Fox cites Wigchert, supra, as authority for the proposition that abandonment and failure to support are not extraditable crimes when legal obligations to support have been performed until the date of leaving the jurisdiction. The facts of that case, though, are different from those before us. There Wigchert had already left the demanding state when the abandonment and failure to support allegedly occurred. There was no charge that he had failed to support his wife and children at the time of his departure. He was found not to be a fugitive from justice since *415 the crime did not occur while he was within the demanding state.

Finally, we turn to the petitioner's contention that the extradition papers were fatally defective.

It is asserted that the crime charged in the criminal complaint, as well as the one listed in the warrant of arrest issued by the State of North Dakota, was "Abandonment (14-07-16 NDCC)," whereas the copy of the statute in the record is entitled "Abandonment or Nonsupport Of Child," with a caption of "North Dakota Century Code 14-07-15." The latter section was also listed in the "Application For Requisition" from North Dakota.

It appears that Section 14-07-16, in order to be correct, should be entitled "Abandonment or nonsupport of wife." Though 14-07-16 does not cover desertion and nonsupport of both a wife and children, the complaint itself, however, in this case does allege facts sufficient to charge both crimes, even though only 14-07-16 is mentioned therein. In any event, we hold that the charge of desertion and nonsupport of the wife alone is sufficient to support the extradition here. This is so because it is the indictment or criminal complaint which is controlling when determining whether a crime has been charged. See Tyler, supra, and Self, supra. In fact, in Harper v. United States, 27 F.2d 77 (8th Cir. 1928) it was held that even a mistake in misstating the number of a statute is immaterial, it being sufficient if the language used fully states an offense denounced by the statutes.

Next it is asserted that a photostatic copy of the complaint and affidavit upon which the warrant issued was served on Fox rather than a certified copy thereof as required by C.R.S. '53, 60-1-13. Suffice it to say in this connection, that defendant made no objection to this during the proceedings in the trial court when it could have been corrected. He cannot now raise that issue on writ of error and must be deemed to have waived his right to receive a certified copy when he proceeded to trial on the merits.

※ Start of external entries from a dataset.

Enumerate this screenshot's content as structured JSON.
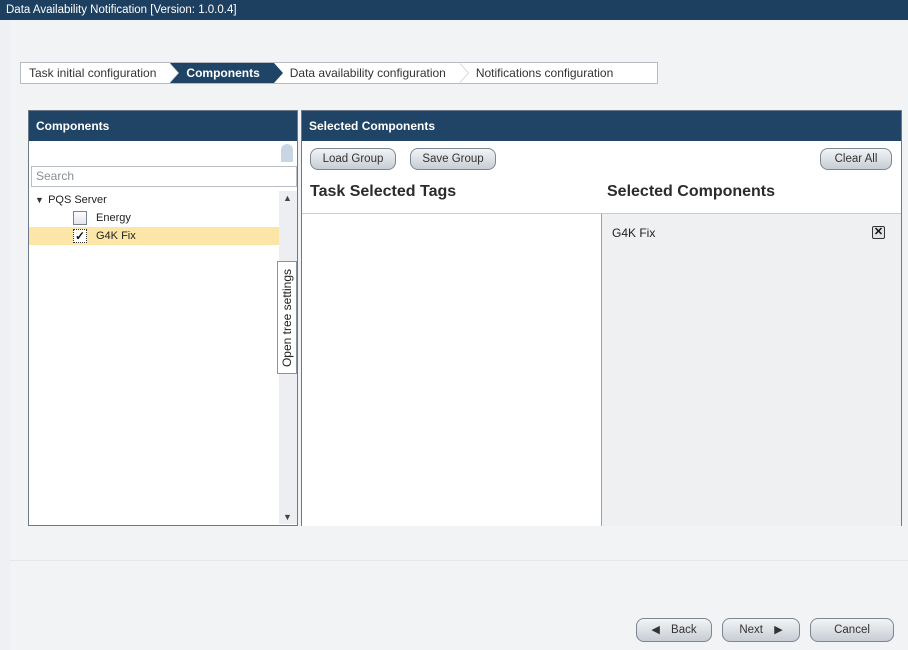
{
  "window": {
    "title": "Data Availability Notification [Version: 1.0.0.4]"
  },
  "wizard": {
    "steps": [
      {
        "label": "Task initial configuration",
        "active": false
      },
      {
        "label": "Components",
        "active": true
      },
      {
        "label": "Data availability configuration",
        "active": false
      },
      {
        "label": "Notifications configuration",
        "active": false
      }
    ]
  },
  "components_panel": {
    "header": "Components",
    "search_placeholder": "Search",
    "tree": {
      "root": "PQS Server",
      "children": [
        {
          "label": "Energy",
          "checked": false
        },
        {
          "label": "G4K Fix",
          "checked": true
        }
      ]
    },
    "tree_settings_label": "Open tree settings"
  },
  "selected_panel": {
    "header": "Selected Components",
    "load_group": "Load Group",
    "save_group": "Save Group",
    "clear_all": "Clear All",
    "task_tags_title": "Task Selected Tags",
    "selected_title": "Selected Components",
    "selected_items": [
      "G4K Fix"
    ]
  },
  "footer": {
    "back": "Back",
    "next": "Next",
    "cancel": "Cancel"
  },
  "colors": {
    "header_bg": "#1f4466",
    "title_bg": "#1d3f60",
    "selection_bg": "#fbe6a8"
  }
}
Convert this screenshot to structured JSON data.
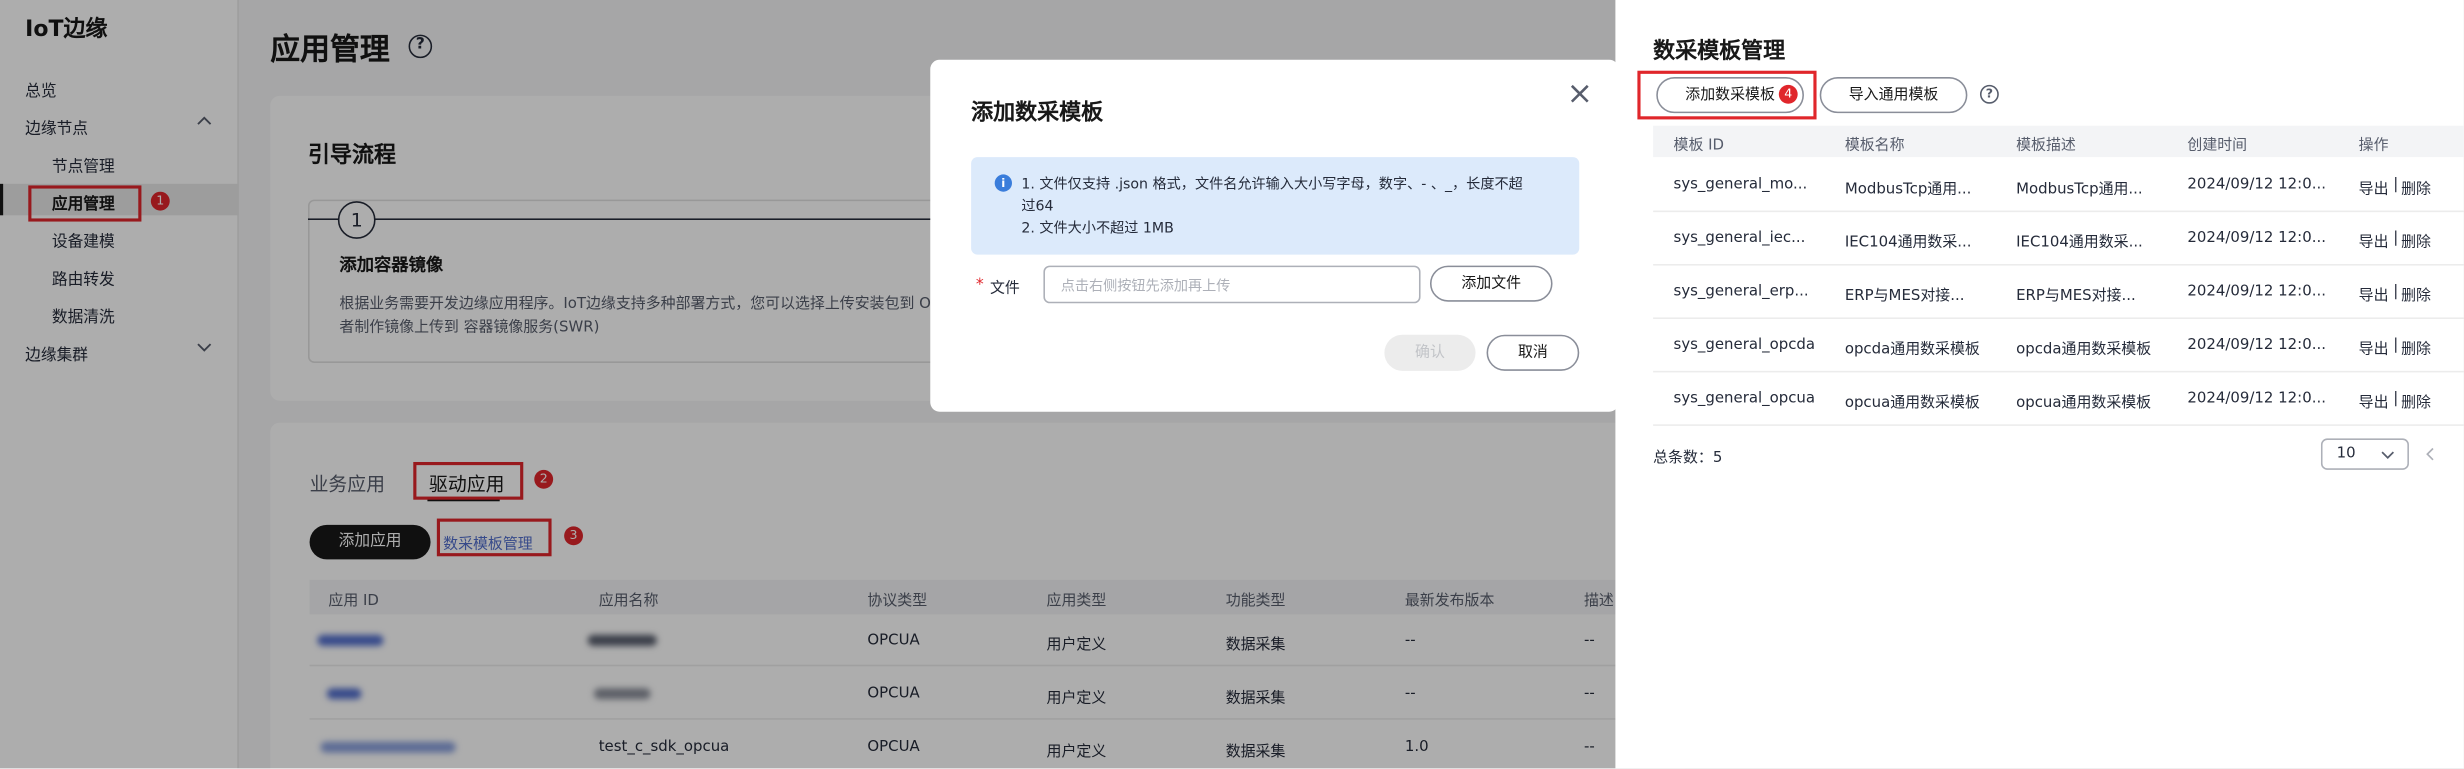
{
  "sidebar": {
    "brand": "IoT边缘",
    "items": [
      {
        "label": "总览"
      },
      {
        "label": "边缘节点"
      },
      {
        "label": "节点管理"
      },
      {
        "label": "应用管理"
      },
      {
        "label": "设备建模"
      },
      {
        "label": "路由转发"
      },
      {
        "label": "数据清洗"
      },
      {
        "label": "边缘集群"
      }
    ]
  },
  "page": {
    "title": "应用管理",
    "help": "?"
  },
  "guide": {
    "title": "引导流程",
    "step_number": "1",
    "step_title": "添加容器镜像",
    "step_desc_1": "根据业务需要开发边缘应用程序。IoT边缘支持多种部署方式，您可以选择上传安装包到 O",
    "step_desc_2": "者制作镜像上传到 容器镜像服务(SWR)"
  },
  "tabs": [
    {
      "label": "业务应用"
    },
    {
      "label": "驱动应用"
    }
  ],
  "actions": {
    "add_app": "添加应用",
    "template_mgmt": "数采模板管理"
  },
  "badges": {
    "b1": "1",
    "b2": "2",
    "b3": "3",
    "b4": "4"
  },
  "app_table": {
    "headers": [
      "应用 ID",
      "应用名称",
      "协议类型",
      "应用类型",
      "功能类型",
      "最新发布版本",
      "描述"
    ],
    "rows": [
      {
        "name": "",
        "protocol": "OPCUA",
        "app_type": "用户定义",
        "func_type": "数据采集",
        "version": "--",
        "desc": "--"
      },
      {
        "name": "",
        "protocol": "OPCUA",
        "app_type": "用户定义",
        "func_type": "数据采集",
        "version": "--",
        "desc": "--"
      },
      {
        "name": "test_c_sdk_opcua",
        "protocol": "OPCUA",
        "app_type": "用户定义",
        "func_type": "数据采集",
        "version": "1.0",
        "desc": "--"
      }
    ]
  },
  "drawer": {
    "title": "数采模板管理",
    "add_btn": "添加数采模板",
    "import_btn": "导入通用模板",
    "help": "?",
    "headers": [
      "模板 ID",
      "模板名称",
      "模板描述",
      "创建时间",
      "操作"
    ],
    "rows": [
      {
        "id": "sys_general_mo...",
        "name": "ModbusTcp通用...",
        "desc": "ModbusTcp通用...",
        "time": "2024/09/12 12:0...",
        "export": "导出",
        "sep": "|",
        "delete": "删除"
      },
      {
        "id": "sys_general_iec...",
        "name": "IEC104通用数采...",
        "desc": "IEC104通用数采...",
        "time": "2024/09/12 12:0...",
        "export": "导出",
        "sep": "|",
        "delete": "删除"
      },
      {
        "id": "sys_general_erp...",
        "name": "ERP与MES对接...",
        "desc": "ERP与MES对接...",
        "time": "2024/09/12 12:0...",
        "export": "导出",
        "sep": "|",
        "delete": "删除"
      },
      {
        "id": "sys_general_opcda",
        "name": "opcda通用数采模板",
        "desc": "opcda通用数采模板",
        "time": "2024/09/12 12:0...",
        "export": "导出",
        "sep": "|",
        "delete": "删除"
      },
      {
        "id": "sys_general_opcua",
        "name": "opcua通用数采模板",
        "desc": "opcua通用数采模板",
        "time": "2024/09/12 12:0...",
        "export": "导出",
        "sep": "|",
        "delete": "删除"
      }
    ],
    "total_label": "总条数：5",
    "page_size": "10"
  },
  "dialog": {
    "title": "添加数采模板",
    "close": "×",
    "info_1": "1. 文件仅支持 .json 格式，文件名允许输入大小写字母，数字、- 、_，长度不超",
    "info_2": "过64",
    "info_3": "2. 文件大小不超过 1MB",
    "required": "*",
    "file_label": "文件",
    "file_placeholder": "点击右侧按钮先添加再上传",
    "add_file_btn": "添加文件",
    "confirm_btn": "确认",
    "cancel_btn": "取消"
  },
  "colors": {
    "accent": "#526ecc",
    "highlight": "#e0262b",
    "info_bg": "#dceafb",
    "info_icon": "#3a7ddb"
  }
}
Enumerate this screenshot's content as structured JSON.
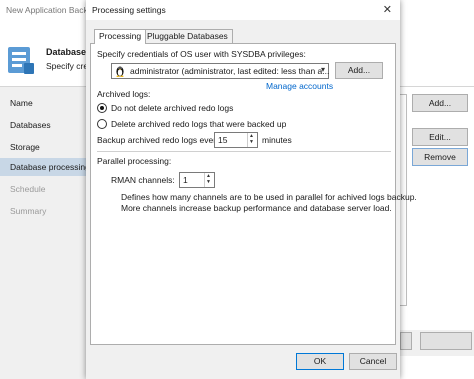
{
  "background_window": {
    "title": "New Application Backup",
    "header_title": "Database p",
    "header_subtitle": "Specify credi",
    "nav_items": [
      "Name",
      "Databases",
      "Storage",
      "Database processing",
      "Schedule",
      "Summary"
    ],
    "active_nav_index": 3,
    "buttons": {
      "add": "Add...",
      "edit": "Edit...",
      "remove": "Remove"
    }
  },
  "dialog": {
    "title": "Processing settings",
    "tabs": [
      "Processing",
      "Pluggable Databases"
    ],
    "active_tab": 0,
    "credentials_label": "Specify credentials of OS user with SYSDBA privileges:",
    "credentials_value": "administrator (administrator, last edited: less than a...",
    "credentials_icon": "linux-penguin-icon",
    "add_button": "Add...",
    "manage_link": "Manage accounts",
    "archived_logs_label": "Archived logs:",
    "radio_options": [
      "Do not delete archived redo logs",
      "Delete archived redo logs that were backed up"
    ],
    "selected_radio": 0,
    "retain_label": "Backup archived redo logs every:",
    "retain_value": "15",
    "retain_unit": "minutes",
    "parallel_label": "Parallel processing:",
    "channels_label": "RMAN channels:",
    "channels_value": "1",
    "description_line1": "Defines how many channels are to be used in parallel for achived logs backup.",
    "description_line2": "More channels increase backup performance and database server load.",
    "ok_button": "OK",
    "cancel_button": "Cancel",
    "close_symbol": "✕"
  },
  "colors": {
    "accent": "#0078d7",
    "link": "#0066cc",
    "nav_active": "#c8d7e6"
  }
}
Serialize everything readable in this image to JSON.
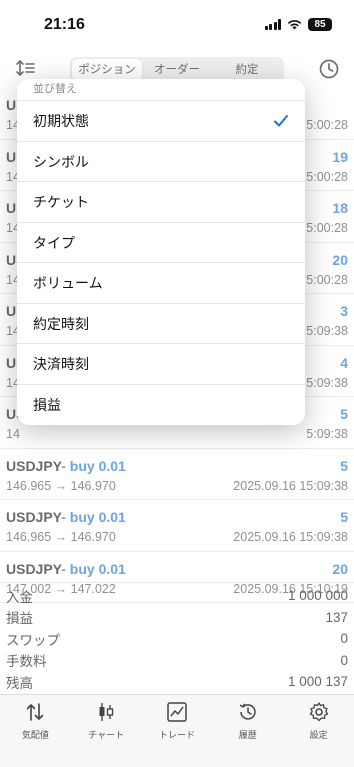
{
  "status_bar": {
    "time": "21:16",
    "battery": "85"
  },
  "segments": [
    {
      "label": "ポジション",
      "active": true
    },
    {
      "label": "オーダー",
      "active": false
    },
    {
      "label": "約定",
      "active": false
    }
  ],
  "positions": [
    {
      "symbol": "USDJPY",
      "side": "",
      "profit": "",
      "prices": "14",
      "time": "5:00:28"
    },
    {
      "symbol": "USD",
      "side": "",
      "profit": "19",
      "prices": "14",
      "time": "5:00:28"
    },
    {
      "symbol": "USD",
      "side": "",
      "profit": "18",
      "prices": "14",
      "time": "5:00:28"
    },
    {
      "symbol": "USD",
      "side": "",
      "profit": "20",
      "prices": "14",
      "time": "5:00:28"
    },
    {
      "symbol": "USD",
      "side": "",
      "profit": "3",
      "prices": "14",
      "time": "5:09:38"
    },
    {
      "symbol": "USD",
      "side": "",
      "profit": "4",
      "prices": "14",
      "time": "5:09:38"
    },
    {
      "symbol": "USD",
      "side": "",
      "profit": "5",
      "prices": "14",
      "time": "5:09:38"
    },
    {
      "symbol": "USDJPY",
      "side": "buy 0.01",
      "profit": "5",
      "prices": "146.965 → 146.970",
      "time": "2025.09.16 15:09:38"
    },
    {
      "symbol": "USDJPY",
      "side": "buy 0.01",
      "profit": "5",
      "prices": "146.965 → 146.970",
      "time": "2025.09.16 15:09:38"
    },
    {
      "symbol": "USDJPY",
      "side": "buy 0.01",
      "profit": "20",
      "prices": "147.002 → 147.022",
      "time": "2025.09.16 15:10:19"
    }
  ],
  "summary": [
    {
      "label": "入金",
      "value": "1 000 000"
    },
    {
      "label": "損益",
      "value": "137"
    },
    {
      "label": "スワップ",
      "value": "0"
    },
    {
      "label": "手数料",
      "value": "0"
    },
    {
      "label": "残高",
      "value": "1 000 137"
    }
  ],
  "sort_menu": {
    "header": "並び替え",
    "items": [
      {
        "label": "初期状態",
        "checked": true
      },
      {
        "label": "シンボル"
      },
      {
        "label": "チケット"
      },
      {
        "label": "タイプ"
      },
      {
        "label": "ボリューム"
      },
      {
        "label": "約定時刻"
      },
      {
        "label": "決済時刻"
      },
      {
        "label": "損益"
      }
    ]
  },
  "tabs": [
    {
      "label": "気配値",
      "icon": "quotes-icon"
    },
    {
      "label": "チャート",
      "icon": "chart-icon"
    },
    {
      "label": "トレード",
      "icon": "trade-icon"
    },
    {
      "label": "履歴",
      "icon": "history-icon"
    },
    {
      "label": "設定",
      "icon": "settings-icon"
    }
  ],
  "colors": {
    "accent": "#1b74d6"
  }
}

As to the allegation that the extradition papers are defective because the Governor of North Dakota failed to insert in one of them the day and month on which he signed it and in another the day was not insertedsuffice it to say that clerical defects such as these cannot be the basis for a reversal. See Munsey, supra, Fernandez v. Phillips, 268 U.S. 311, 45 S. Ct. 541, 69 L. Ed. 970 (1925), Chase, supra. Obviously, however, inserting two different statutes in these extradition papers and not fully dating all of them, is not the most circumspect kind of draftsmanship on the part of the demanding state. Furthermore, it would save both our trial and appellate courts considerable time if the Colorado authorities involved had carefully examined the papers as they should have in this case; and after having noted such technical defects, returned the papers for correction. Properly completed papers could then have been procured from North Dakota before they arrested Fox, so the matter could have proceeded in an orderly and expeditious fashion without our courts having to spend time ruling upon easily avoidable technical errors.

The judgment is affirmed.

MOORE and McWILLIAMS, JJ., concur.